Diocese of Charlotte Due to Release Names Soon as Debunked Cliches Are Bandied About by Catholic Officials
Church leaders in the Diocese of Charlotte, North Carolina, announced in May that they would release a list of “credibly accused” clergy by the end of the year. Yet when talking about the impending release, the diocese’s current Vicar General continues to rely on disingenuous troupes, stating that the abuse of children by priests is a “thing of the past.”
Vicar General Patrick Winslow of the Diocese of Charlotte refers to clergy inflicted harm as a “thing of the past" in a recent interview. However, we believe when he is deliberately deflecting attention away from an ongoing problem whose roots have never been addressed by the Church. This is especially true considering his predecessor was found to be credibly accused of sexual misconduct with adults last month, and another Charlotte cleric was put on administrative leave just days ago after allegations of child sexual abuse were made against him.
A man in Fr. Winslow’s position can do much good, or much harm. His pronouncement, we fear, contributes to harm. Calling the clergy abuse scandal a “thing of the past” is a debunked myth that Catholic bishops and leaders have trotted out time and again since the Boston Scandal in 2002. Fr. Winslow should stop repeating these myths and instead look to the facts:
- The average age for an abuse survivor to come forward and make a report is 52. This means that reports are now beginning to crest for the 1980s time frame and that it will take many more years to understand the full extent of this tragedy. If these reporting trends hold, that means abuse occurring in Charlotte today will not be reported by victims for decades.
- In the past two months, SNAP has tracked mainstream media releases where priests in 25 states have been arrested, incarcerated or put on probation for sexually abusing children or consuming or making child pornography, undermining the argument that the problem is all “in the past.”

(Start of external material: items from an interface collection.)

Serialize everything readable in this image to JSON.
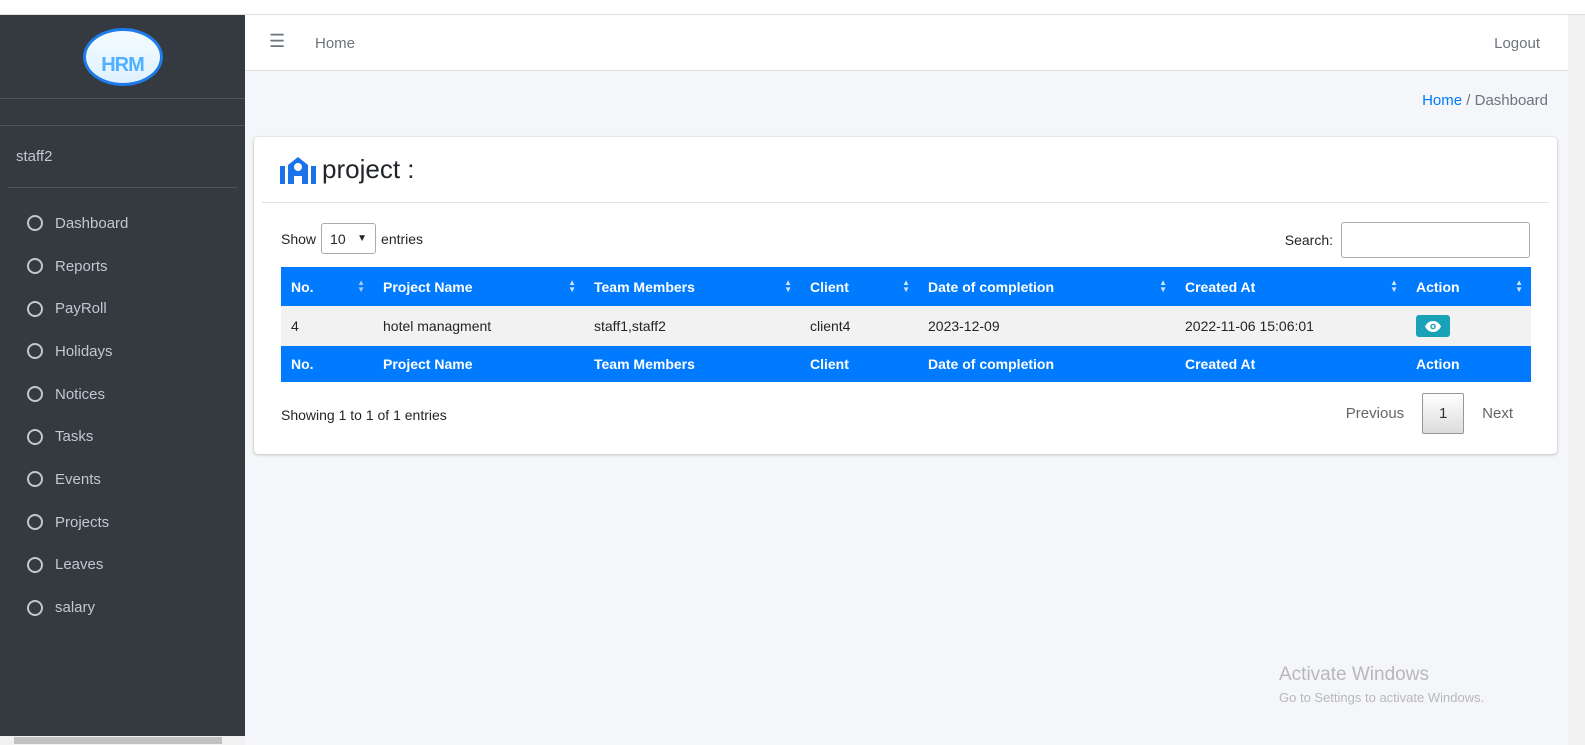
{
  "sidebar": {
    "logo_text": "HRM",
    "user": "staff2",
    "items": [
      {
        "label": "Dashboard"
      },
      {
        "label": "Reports"
      },
      {
        "label": "PayRoll"
      },
      {
        "label": "Holidays"
      },
      {
        "label": "Notices"
      },
      {
        "label": "Tasks"
      },
      {
        "label": "Events"
      },
      {
        "label": "Projects"
      },
      {
        "label": "Leaves"
      },
      {
        "label": "salary"
      }
    ]
  },
  "navbar": {
    "home": "Home",
    "logout": "Logout"
  },
  "breadcrumb": {
    "home": "Home",
    "sep": "/",
    "current": "Dashboard"
  },
  "card": {
    "title": "project :",
    "show_label": "Show",
    "entries_value": "10",
    "entries_label": "entries",
    "search_label": "Search:",
    "search_value": ""
  },
  "table": {
    "columns": [
      "No.",
      "Project Name",
      "Team Members",
      "Client",
      "Date of completion",
      "Created At",
      "Action"
    ],
    "rows": [
      {
        "no": "4",
        "project_name": "hotel managment",
        "team_members": "staff1,staff2",
        "client": "client4",
        "date_of_completion": "2023-12-09",
        "created_at": "2022-11-06 15:06:01"
      }
    ]
  },
  "footer": {
    "info": "Showing 1 to 1 of 1 entries",
    "previous": "Previous",
    "page": "1",
    "next": "Next"
  },
  "watermark": {
    "title": "Activate Windows",
    "subtitle": "Go to Settings to activate Windows."
  },
  "colors": {
    "primary": "#007bff",
    "sidebar": "#343a40",
    "action": "#17a2b8"
  }
}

- In the past two months, by monitoring press reports, SNAP has identified upwards of 50 violations of the Bishop's "Dallas Charter." That the Charter is still being violated today, fifteen years after its adoption, shows that neither it nor tools like review boards are the bulwark against abuse that Catholic officials have promised.
Charlotte is well behind the curve with its list; nearly 150 dioceses have already named abusers. When Catholic officials do release their list publicly, we hope that it will contain not just the names, but also photos and work histories of all the clerics included on it. In addition, it should not just contain the names of diocesan priests and deacons, but also those of religious order and extern clergy, as well as brothers, nuns, seminarians, lay staff and volunteers who have been accused of abuse. This information is critical to helping inform communities and protect the vulnerable, especially as a recent AP investigation revealed that unmonitored perpetrators continue to find opportunities to live and work around children.
When the list finally is released, we also hope that it brings comfort and healing to survivors who see their perpetrator listed, and that survivors whose abuser was not named will be sure to come forward and report to police and prosecutors immediately.
(SNAP, the Survivors Network, has been providing support for victims of sexual abuse in institutional settings for 30 years. We have more than 25,000 survivors and supporters in our network. Our website is SNAPnetwork.org)